fake news

Egyptian ‘Fake News’ Law Could Censor Social Media

A protester walking with a laptop above his head during the 2012 Tahrir Square protest in Cairo. Social media played a key role in the organization and mobilization of some of Egypt’s largest protests. Photo: Daniel Berehulak/Getty Images

In the same week that Mark Zuckerberg insisted that Facebook should not be in the business of determining what is true and what is false, Egypt’s government stepped forward and said, “We will be.” Egypt’s government media watchdog moved forward with its own anti–fake news legislation, which, unlike Facebook’s policies that only remove “fake” content deemed harmful or inciting violence, will give the government sweeping power to remove and ban “fake” content from anyone with more than 5,000 social-media followers.

According to Reuters, the new law, which critics deride as social-media censorship disguised as a fake-news crackdown, will categorize Facebook and Twitter users (as well as blogs and websites) with more than 5,000 followers as media outlets. Designated as a media outlet, popular journalists, activists, and influencers and plain old everyday social-media users will be required to obtain a permit from the government before launching a website.

On Tuesday, Osama Heikal, Egypt’s head of Parliament’s Media Culture and Antiquities Committee, defended the measure, saying, “Penalties related to crimes of inciting violence, promoting discrimination between citizens or impinging their honor shall be regulated by law.”

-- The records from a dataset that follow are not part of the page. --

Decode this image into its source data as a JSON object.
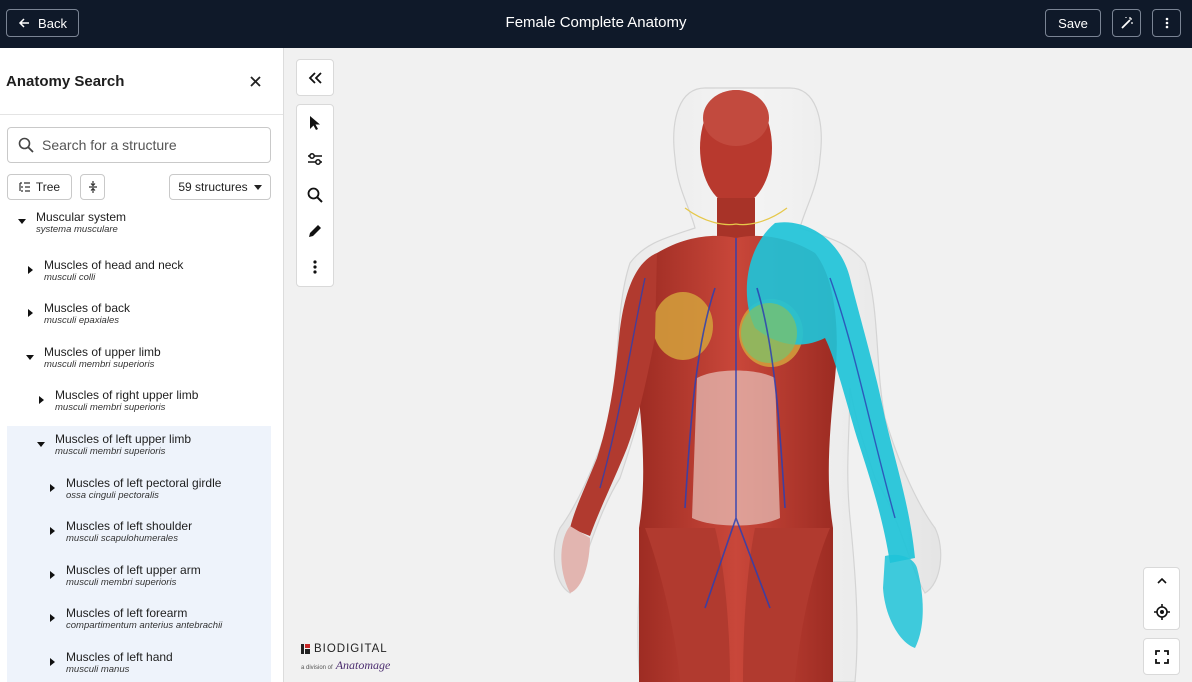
{
  "header": {
    "back_label": "Back",
    "title": "Female Complete Anatomy",
    "save_label": "Save"
  },
  "sidebar": {
    "title": "Anatomy Search",
    "search_placeholder": "Search for a structure",
    "tree_label": "Tree",
    "structures_label": "59 structures",
    "items": [
      {
        "name": "Muscular system",
        "latin": "systema musculare",
        "level": 0,
        "expanded": true,
        "highlighted": false
      },
      {
        "name": "Muscles of head and neck",
        "latin": "musculi colli",
        "level": 1,
        "expanded": false,
        "highlighted": false
      },
      {
        "name": "Muscles of back",
        "latin": "musculi epaxiales",
        "level": 1,
        "expanded": false,
        "highlighted": false
      },
      {
        "name": "Muscles of upper limb",
        "latin": "musculi membri superioris",
        "level": 1,
        "expanded": true,
        "highlighted": false
      },
      {
        "name": "Muscles of right upper limb",
        "latin": "musculi membri superioris",
        "level": 2,
        "expanded": false,
        "highlighted": false
      },
      {
        "name": "Muscles of left upper limb",
        "latin": "musculi membri superioris",
        "level": 2,
        "expanded": true,
        "highlighted": true
      },
      {
        "name": "Muscles of left pectoral girdle",
        "latin": "ossa cinguli pectoralis",
        "level": 3,
        "expanded": false,
        "highlighted": true
      },
      {
        "name": "Muscles of left shoulder",
        "latin": "musculi scapulohumerales",
        "level": 3,
        "expanded": false,
        "highlighted": true
      },
      {
        "name": "Muscles of left upper arm",
        "latin": "musculi membri superioris",
        "level": 3,
        "expanded": false,
        "highlighted": true
      },
      {
        "name": "Muscles of left forearm",
        "latin": "compartimentum anterius antebrachii",
        "level": 3,
        "expanded": false,
        "highlighted": true
      },
      {
        "name": "Muscles of left hand",
        "latin": "musculi manus",
        "level": 3,
        "expanded": false,
        "highlighted": true
      }
    ]
  },
  "viewer": {
    "logo_name": "BIODIGITAL",
    "logo_division": "a division of",
    "logo_parent": "Anatomage",
    "highlight_color": "#1fc3d8"
  }
}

The bill awaits the signature of Egypt’s president, Abdel Fattah el-Sisi, who will directly choose the media regulator responsible for determining what counts as fake news. While the government already possessed the ability to censor large media companies before, this new law would dramatically increase those affected. Even everyday social-media users who happen to attract a following of over 5,000 people could face penalties for spreading fake news, which could have a disastrous effect on freedom of expression.

Making matters worse, the Egyptian bill does not elaborate just what the term “fake news” really means. Critics, like Sherif Mansour of the Committee to Protect Journalists, fear that the law’s unclear language will allow government abuse.

The Egyptian government has shown its willingness to subdue media under fake news and terrorism pretenses before. The Press Freedom Index, which ranks countries based on the level of freedom available to journalists, lists Egypt at an abysmal 161 out of 180. Even worse, the government reportedly blocked nearly 500 websites last year for allegedly supporting terrorism or spreading fake news.

This new law demonstrates the extreme, but not unheard of, potential dangers of policing fake news. In an interview with Recode this week, Mark Zuckerberg explained his internal conflict with banning fake news.

“It’s hard to impugn intent and to understand the intent. I just think, as abhorrent as some of those examples are, I think the reality is also that I get things wrong when I speak publicly. I’m sure you do. I’m sure a lot of leaders and public figures we respect do too, and I just don’t think that it is the right thing to say, “We’re going to take someone off the platform if they get things wrong, even multiple times.”


Egyptian ‘Fake News’ Law Could Censor Social-Media Users